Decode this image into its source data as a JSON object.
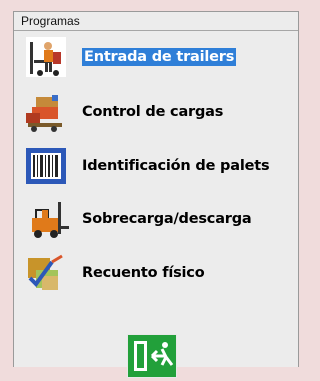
{
  "window": {
    "title": "Programas"
  },
  "menu": {
    "items": [
      {
        "label": "Entrada de trailers",
        "icon": "forklift-worker-icon",
        "selected": true
      },
      {
        "label": "Control de cargas",
        "icon": "cargo-pallets-icon"
      },
      {
        "label": "Identificación de palets",
        "icon": "barcode-icon"
      },
      {
        "label": "Sobrecarga/descarga",
        "icon": "forklift-icon"
      },
      {
        "label": "Recuento físico",
        "icon": "inventory-check-icon"
      }
    ]
  },
  "exit": {
    "icon": "exit-door-icon",
    "color": "#22a03a"
  },
  "colors": {
    "selection": "#2f7fd8",
    "panel": "#ececec",
    "background": "#f0dcdc"
  }
}
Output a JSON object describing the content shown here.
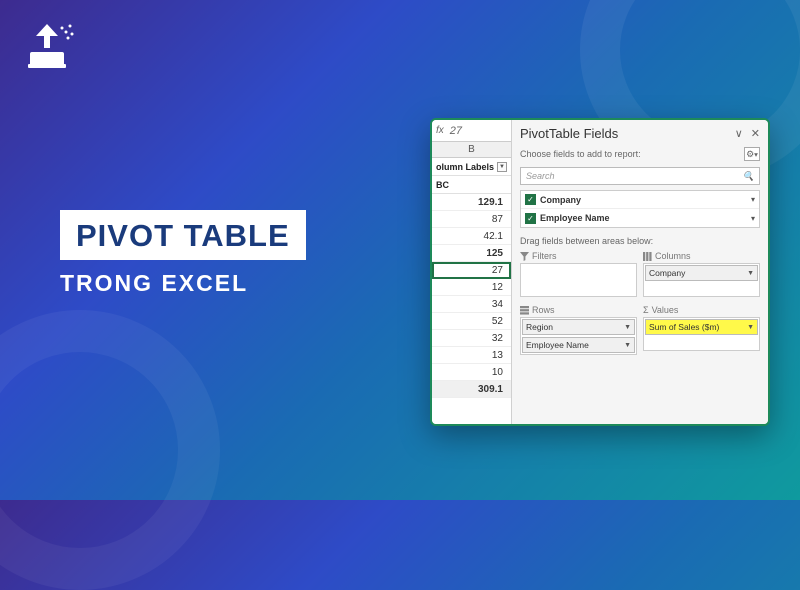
{
  "title": {
    "main": "PIVOT TABLE",
    "sub": "TRONG EXCEL"
  },
  "formula_bar": {
    "fx": "fx",
    "value": "27"
  },
  "column_header": "B",
  "pivot_left": {
    "label1": "olumn Labels",
    "label2": "BC",
    "values": [
      "129.1",
      "87",
      "42.1",
      "125",
      "27",
      "12",
      "34",
      "52",
      "32",
      "13",
      "10",
      "309.1"
    ]
  },
  "fields_pane": {
    "title": "PivotTable Fields",
    "choose_label": "Choose fields to add to report:",
    "search_placeholder": "Search",
    "fields": [
      {
        "name": "Company",
        "checked": true
      },
      {
        "name": "Employee Name",
        "checked": true
      }
    ],
    "drag_label": "Drag fields between areas below:",
    "areas": {
      "filters": {
        "label": "Filters",
        "items": []
      },
      "columns": {
        "label": "Columns",
        "items": [
          "Company"
        ]
      },
      "rows": {
        "label": "Rows",
        "items": [
          "Region",
          "Employee Name"
        ]
      },
      "values": {
        "label": "Values",
        "items": [
          "Sum of Sales ($m)"
        ]
      }
    }
  },
  "chart_data": {
    "type": "table",
    "title": "PivotTable partial view",
    "column_labels_field": "Company",
    "visible_column": "BC",
    "row_values": [
      129.1,
      87,
      42.1,
      125,
      27,
      12,
      34,
      52,
      32,
      13,
      10
    ],
    "grand_total": 309.1,
    "selected_cell_value": 27,
    "fields": {
      "rows": [
        "Region",
        "Employee Name"
      ],
      "columns": [
        "Company"
      ],
      "values": [
        "Sum of Sales ($m)"
      ],
      "filters": []
    }
  }
}
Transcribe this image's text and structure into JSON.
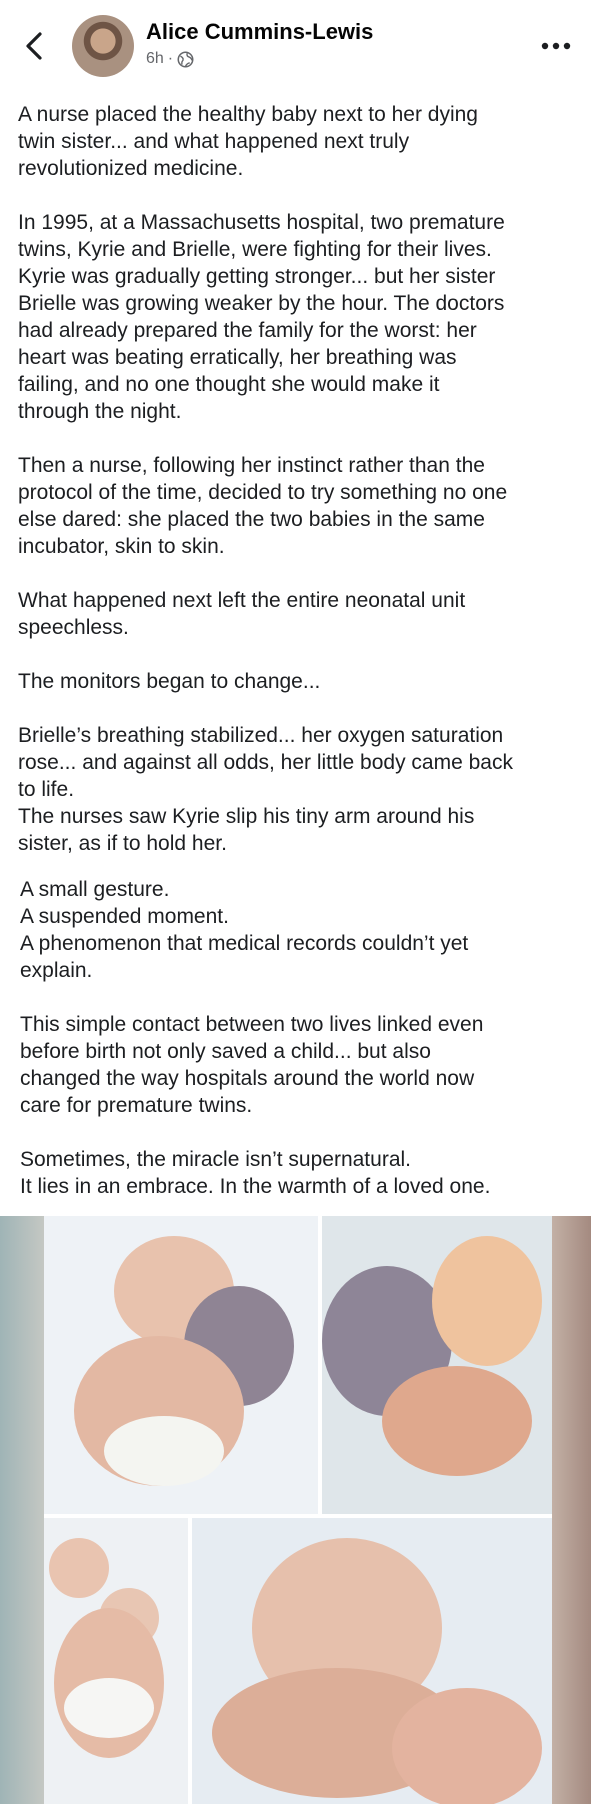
{
  "post": {
    "author": "Alice Cummins-Lewis",
    "time": "6h",
    "separator": "·",
    "audience_icon": "globe-icon",
    "paragraphs": [
      "A nurse placed the healthy baby next to her dying\ntwin sister... and what happened next truly\nrevolutionized medicine.",
      "In 1995, at a Massachusetts hospital, two premature\ntwins, Kyrie and Brielle, were fighting for their lives.\nKyrie was gradually getting stronger... but her sister\nBrielle was growing weaker by the hour. The doctors\nhad already prepared the family for the worst: her\nheart was beating erratically, her breathing was\nfailing, and no one thought she would make it\nthrough the night.",
      "Then a nurse, following her instinct rather than the\nprotocol of the time, decided to try something no one\nelse dared: she placed the two babies in the same\nincubator, skin to skin.",
      "What happened next left the entire neonatal unit\nspeechless.",
      "The monitors began to change...",
      "Brielle’s breathing stabilized... her oxygen saturation\nrose... and against all odds, her little body came back\nto life.\nThe nurses saw Kyrie slip his tiny arm around his\nsister, as if to hold her."
    ],
    "paragraphs_2": [
      "A small gesture.\nA suspended moment.\nA phenomenon that medical records couldn’t yet\nexplain.",
      "This simple contact between two lives linked even\nbefore birth not only saved a child... but also\nchanged the way hospitals around the world now\ncare for premature twins.",
      "Sometimes, the miracle isn’t supernatural.\nIt lies in an embrace. In the warmth of a loved one."
    ]
  },
  "icons": {
    "back": "chevron-left-icon",
    "more": "more-horizontal-icon",
    "audience": "globe-icon"
  },
  "colors": {
    "text": "#1c1e21",
    "secondary": "#65676b",
    "background": "#ffffff"
  }
}
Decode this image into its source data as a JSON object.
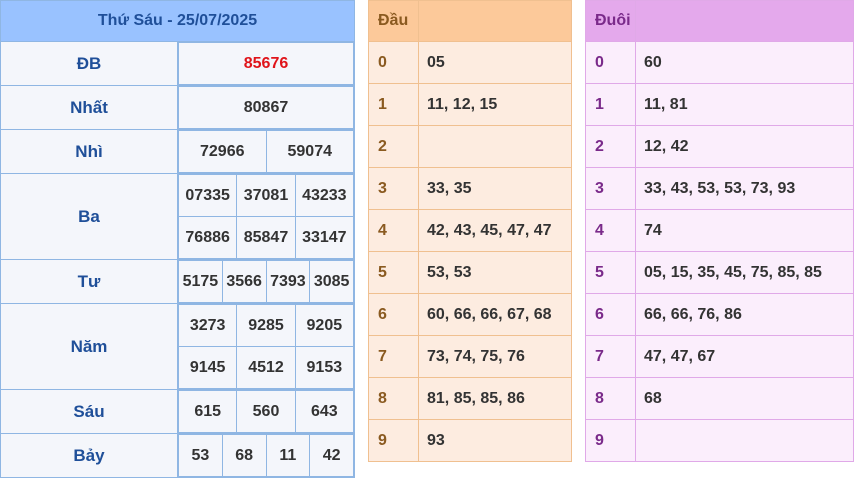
{
  "results": {
    "title": "Thứ Sáu - 25/07/2025",
    "rows": [
      {
        "label": "ĐB",
        "lines": [
          [
            "85676"
          ]
        ]
      },
      {
        "label": "Nhất",
        "lines": [
          [
            "80867"
          ]
        ]
      },
      {
        "label": "Nhì",
        "lines": [
          [
            "72966",
            "59074"
          ]
        ]
      },
      {
        "label": "Ba",
        "lines": [
          [
            "07335",
            "37081",
            "43233"
          ],
          [
            "76886",
            "85847",
            "33147"
          ]
        ]
      },
      {
        "label": "Tư",
        "lines": [
          [
            "5175",
            "3566",
            "7393",
            "3085"
          ]
        ]
      },
      {
        "label": "Năm",
        "lines": [
          [
            "3273",
            "9285",
            "9205"
          ],
          [
            "9145",
            "4512",
            "9153"
          ]
        ]
      },
      {
        "label": "Sáu",
        "lines": [
          [
            "615",
            "560",
            "643"
          ]
        ]
      },
      {
        "label": "Bảy",
        "lines": [
          [
            "53",
            "68",
            "11",
            "42"
          ]
        ]
      }
    ]
  },
  "dau": {
    "header": "Đầu",
    "rows": [
      {
        "key": "0",
        "value": "05"
      },
      {
        "key": "1",
        "value": "11, 12, 15"
      },
      {
        "key": "2",
        "value": ""
      },
      {
        "key": "3",
        "value": "33, 35"
      },
      {
        "key": "4",
        "value": "42, 43, 45, 47, 47"
      },
      {
        "key": "5",
        "value": "53, 53"
      },
      {
        "key": "6",
        "value": "60, 66, 66, 67, 68"
      },
      {
        "key": "7",
        "value": "73, 74, 75, 76"
      },
      {
        "key": "8",
        "value": "81, 85, 85, 86"
      },
      {
        "key": "9",
        "value": "93"
      }
    ]
  },
  "duoi": {
    "header": "Đuôi",
    "rows": [
      {
        "key": "0",
        "value": "60"
      },
      {
        "key": "1",
        "value": "11, 81"
      },
      {
        "key": "2",
        "value": "12, 42"
      },
      {
        "key": "3",
        "value": "33, 43, 53, 53, 73, 93"
      },
      {
        "key": "4",
        "value": "74"
      },
      {
        "key": "5",
        "value": "05, 15, 35, 45, 75, 85, 85"
      },
      {
        "key": "6",
        "value": "66, 66, 76, 86"
      },
      {
        "key": "7",
        "value": "47, 47, 67"
      },
      {
        "key": "8",
        "value": "68"
      },
      {
        "key": "9",
        "value": ""
      }
    ]
  },
  "colors": {
    "special_prize": "#e0141a",
    "label_blue": "#1f4f99",
    "dau_header": "#fcc99a",
    "duoi_header": "#e4a9ec"
  }
}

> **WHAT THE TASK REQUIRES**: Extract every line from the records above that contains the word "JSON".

> **WRITTEN RESPONSE**:
Decode this image into its source data as a JSON object.
Output a JSON object describing the content shown here.
Transcribe this image's text and structure into JSON.
Decode this image into its source data as a JSON object.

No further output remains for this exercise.